WHAT YOU ARE ASKED TO DO: The response must contain every line below in which "selected" appears.

DATASET ENTRIES:
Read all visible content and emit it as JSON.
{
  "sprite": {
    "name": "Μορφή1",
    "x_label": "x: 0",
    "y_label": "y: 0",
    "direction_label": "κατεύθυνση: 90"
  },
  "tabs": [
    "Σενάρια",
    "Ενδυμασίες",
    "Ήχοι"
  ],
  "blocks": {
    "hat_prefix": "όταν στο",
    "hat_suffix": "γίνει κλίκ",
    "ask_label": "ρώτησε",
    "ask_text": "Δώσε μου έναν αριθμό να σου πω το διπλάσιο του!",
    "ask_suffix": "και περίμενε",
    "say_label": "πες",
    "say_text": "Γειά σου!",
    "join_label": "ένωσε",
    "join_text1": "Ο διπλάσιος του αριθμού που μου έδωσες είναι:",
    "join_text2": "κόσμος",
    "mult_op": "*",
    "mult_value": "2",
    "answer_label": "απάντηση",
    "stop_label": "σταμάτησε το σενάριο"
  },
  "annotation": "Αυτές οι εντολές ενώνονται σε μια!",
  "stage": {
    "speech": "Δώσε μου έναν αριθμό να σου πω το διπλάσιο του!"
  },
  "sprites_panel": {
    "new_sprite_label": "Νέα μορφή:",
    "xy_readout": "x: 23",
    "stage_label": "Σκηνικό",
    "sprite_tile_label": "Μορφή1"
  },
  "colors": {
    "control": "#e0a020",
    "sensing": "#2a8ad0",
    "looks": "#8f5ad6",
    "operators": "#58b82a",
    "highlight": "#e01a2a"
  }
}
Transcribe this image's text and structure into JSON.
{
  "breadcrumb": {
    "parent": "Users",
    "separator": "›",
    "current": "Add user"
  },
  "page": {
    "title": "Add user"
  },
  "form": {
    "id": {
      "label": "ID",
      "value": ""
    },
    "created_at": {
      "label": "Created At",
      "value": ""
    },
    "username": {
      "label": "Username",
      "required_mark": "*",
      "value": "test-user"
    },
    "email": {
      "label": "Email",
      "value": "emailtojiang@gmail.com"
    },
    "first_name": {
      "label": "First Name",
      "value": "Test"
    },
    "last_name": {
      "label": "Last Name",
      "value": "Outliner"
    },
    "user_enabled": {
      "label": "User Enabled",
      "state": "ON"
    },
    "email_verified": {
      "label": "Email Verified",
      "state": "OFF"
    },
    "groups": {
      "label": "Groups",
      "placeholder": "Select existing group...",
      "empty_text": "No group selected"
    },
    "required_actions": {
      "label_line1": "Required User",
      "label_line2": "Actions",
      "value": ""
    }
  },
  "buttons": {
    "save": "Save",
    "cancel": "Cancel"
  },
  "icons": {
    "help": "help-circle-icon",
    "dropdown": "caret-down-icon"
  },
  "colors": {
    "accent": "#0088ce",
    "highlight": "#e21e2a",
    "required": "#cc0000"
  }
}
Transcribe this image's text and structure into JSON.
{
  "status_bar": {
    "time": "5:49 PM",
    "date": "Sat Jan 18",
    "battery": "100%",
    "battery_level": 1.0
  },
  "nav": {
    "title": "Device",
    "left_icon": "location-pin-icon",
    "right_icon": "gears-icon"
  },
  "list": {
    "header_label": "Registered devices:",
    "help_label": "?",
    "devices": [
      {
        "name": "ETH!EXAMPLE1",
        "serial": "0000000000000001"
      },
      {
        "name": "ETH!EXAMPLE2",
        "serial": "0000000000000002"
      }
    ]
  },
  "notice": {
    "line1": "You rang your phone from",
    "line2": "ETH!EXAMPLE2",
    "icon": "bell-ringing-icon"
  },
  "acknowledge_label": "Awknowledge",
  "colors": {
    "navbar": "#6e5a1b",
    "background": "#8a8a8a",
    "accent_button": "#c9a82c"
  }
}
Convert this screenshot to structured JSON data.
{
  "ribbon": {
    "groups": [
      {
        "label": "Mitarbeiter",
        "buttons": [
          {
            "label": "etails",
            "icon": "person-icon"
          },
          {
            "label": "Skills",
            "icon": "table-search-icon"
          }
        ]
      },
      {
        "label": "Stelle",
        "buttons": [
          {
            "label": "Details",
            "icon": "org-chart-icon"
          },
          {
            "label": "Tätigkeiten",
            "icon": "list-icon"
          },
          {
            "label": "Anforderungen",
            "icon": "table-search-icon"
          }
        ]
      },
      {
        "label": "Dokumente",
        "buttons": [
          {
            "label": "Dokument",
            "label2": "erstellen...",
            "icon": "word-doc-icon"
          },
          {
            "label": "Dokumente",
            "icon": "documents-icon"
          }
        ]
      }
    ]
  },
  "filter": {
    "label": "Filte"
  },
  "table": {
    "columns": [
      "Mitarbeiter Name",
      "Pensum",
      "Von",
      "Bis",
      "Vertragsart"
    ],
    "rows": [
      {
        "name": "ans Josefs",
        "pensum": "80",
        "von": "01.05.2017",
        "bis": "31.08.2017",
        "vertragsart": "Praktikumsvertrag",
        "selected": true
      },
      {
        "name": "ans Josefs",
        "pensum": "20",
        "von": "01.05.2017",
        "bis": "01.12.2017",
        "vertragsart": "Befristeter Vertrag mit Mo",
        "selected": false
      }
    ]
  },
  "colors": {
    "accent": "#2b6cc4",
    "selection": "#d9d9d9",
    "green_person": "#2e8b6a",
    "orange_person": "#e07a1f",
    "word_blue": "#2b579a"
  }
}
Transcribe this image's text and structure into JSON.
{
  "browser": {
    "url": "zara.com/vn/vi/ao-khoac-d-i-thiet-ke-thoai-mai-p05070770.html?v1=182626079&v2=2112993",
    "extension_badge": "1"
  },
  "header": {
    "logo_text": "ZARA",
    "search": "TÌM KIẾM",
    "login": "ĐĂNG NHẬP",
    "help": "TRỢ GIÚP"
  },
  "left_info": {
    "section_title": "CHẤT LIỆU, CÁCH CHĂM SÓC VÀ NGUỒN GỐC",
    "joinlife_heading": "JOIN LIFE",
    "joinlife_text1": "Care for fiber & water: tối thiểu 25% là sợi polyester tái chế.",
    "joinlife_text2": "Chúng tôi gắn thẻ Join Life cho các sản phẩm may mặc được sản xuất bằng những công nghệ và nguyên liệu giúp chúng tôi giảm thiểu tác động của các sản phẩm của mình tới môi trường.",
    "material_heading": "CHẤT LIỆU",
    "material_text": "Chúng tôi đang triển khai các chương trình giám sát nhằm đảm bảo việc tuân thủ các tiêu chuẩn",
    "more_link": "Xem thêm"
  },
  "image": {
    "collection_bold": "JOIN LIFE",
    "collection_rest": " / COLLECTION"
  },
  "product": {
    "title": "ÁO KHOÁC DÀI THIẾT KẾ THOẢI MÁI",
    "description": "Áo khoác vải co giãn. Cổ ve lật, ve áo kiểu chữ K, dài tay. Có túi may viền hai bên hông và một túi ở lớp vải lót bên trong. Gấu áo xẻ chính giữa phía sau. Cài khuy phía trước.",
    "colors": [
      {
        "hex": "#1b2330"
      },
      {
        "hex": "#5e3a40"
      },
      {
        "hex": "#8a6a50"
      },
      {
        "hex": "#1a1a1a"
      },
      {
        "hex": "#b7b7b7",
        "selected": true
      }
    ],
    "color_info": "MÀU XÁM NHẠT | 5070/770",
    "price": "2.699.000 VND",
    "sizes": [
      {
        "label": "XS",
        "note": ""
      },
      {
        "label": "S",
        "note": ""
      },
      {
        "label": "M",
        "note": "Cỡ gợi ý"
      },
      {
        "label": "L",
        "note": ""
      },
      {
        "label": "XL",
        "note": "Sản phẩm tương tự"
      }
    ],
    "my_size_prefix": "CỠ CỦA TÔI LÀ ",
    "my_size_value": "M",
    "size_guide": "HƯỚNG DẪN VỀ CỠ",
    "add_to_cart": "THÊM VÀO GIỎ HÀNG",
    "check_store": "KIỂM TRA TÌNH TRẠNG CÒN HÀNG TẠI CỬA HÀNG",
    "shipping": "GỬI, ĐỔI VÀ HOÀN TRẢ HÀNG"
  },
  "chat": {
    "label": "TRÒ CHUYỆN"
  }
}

SOLUTION FOR THIS EXERCISE:
      "empty_text": "No group selected"
        "selected": true
        "selected": false
        "selected": true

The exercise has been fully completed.